But the changing landscape of America – from grass and asphalt-only neighborhoods to highly structured schedules for kids – means this interaction with nature is no longer a given. Mr. Louv says parental fear of strangers also plays a role: A 1991 study found that the radius around the home that parents allowed 9-year-olds to wander had shrunk to one-ninth of what it had been in 1970.
Enrollment in the Boy Scouts fell 14 percent between 1999 and 2005. The Girl Scouts, meanwhile, are looking to augment their outdoor programs with indoor concerns like cyber-bullying.
These trends prompted academics and officials – including US Interior Secretary Dirk Kempthorne – to gather last month in West Virginia for a first-of-its-kind conference entitled "Children and Nature." Offering some hard data were the authors of a study that found a high correlation between the drop in national park visits and the increased time spent with TV, home movies, video games, and the Internet. While oil price rises also correlated to a lesser degree, the study found, many other factors did not, including vacation time and federal funding.
"We may be seeing evidence of a fundamental shift away from people's appreciation of nature ... to 'videophilia,' which we here define as 'the new human tendency to focus on sedentary activities involving electronic media,' " reads the study, funded by the Nature Conservancy and published earlier this year in the Journal of Environmental Management.

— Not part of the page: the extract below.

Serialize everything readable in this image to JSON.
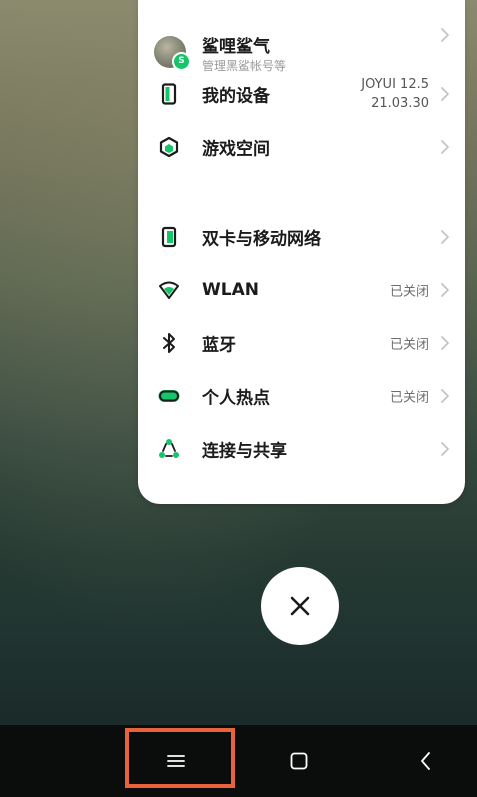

Patricia Zaradic, one of the study's authors, has discarded her TV and urges other parents to go outdoors with their children. "The kids are going to do what you do," she says. "If you are spending the majority of your time glued to some sort of boob tube, how can you tell them to go outside and play?"
Too often, argues Louv, children who don't have such experiences assume there isn't anything to do outside.
"Environmentalists also have a role to play in this because there has been this look-but-don't-touch ethic that has sometimes been appropriate, but sometimes not," he says.
The hunting community may offer lessons about engaging children outdoors, says Kyle Scanlon, editor of the fish and game magazine Outdoors. His home state of Vermont, like others, offers mentoring programs to teach kids gun safety and sets aside youth-only weekends during hunting season.
The proliferation of outdoor chic – from high-end REI or EMS camping gear to glossy magazines like Outside – suggests an ongoing connection with the outdoors.
"There are still plenty of people interested in outdoor activity, but there aren't as many people interested in extended trips," says Shannon Stowell, president of the Adventure Travel Trade Association. "They are more inclined to do day trips and be back somewhere comfortable for the night. And the gear sales reflect that as well." Day packs are in, overnight packs are out.
Ms. Verdone's efforts to reconnect her family with nature – including bike rides and hikes around southern New England – seem to be paying off.
On this day's walk with her parents, Deanna says she discovered "stuff you don't see every day." With wavy hand motions, she describes a tree she found with rippled bark: "It was really weird." She also saw a tree charred by lightning, as well as playful wildlife. "There was a squirrel jumping tree to tree and chucking stuff at us," she says.
As for other ways to get the next generation into the woods, her mother has a novel idea: "You know what they should do is tell guys [that hiking] is a cheap date. And the girls will think it's romantic."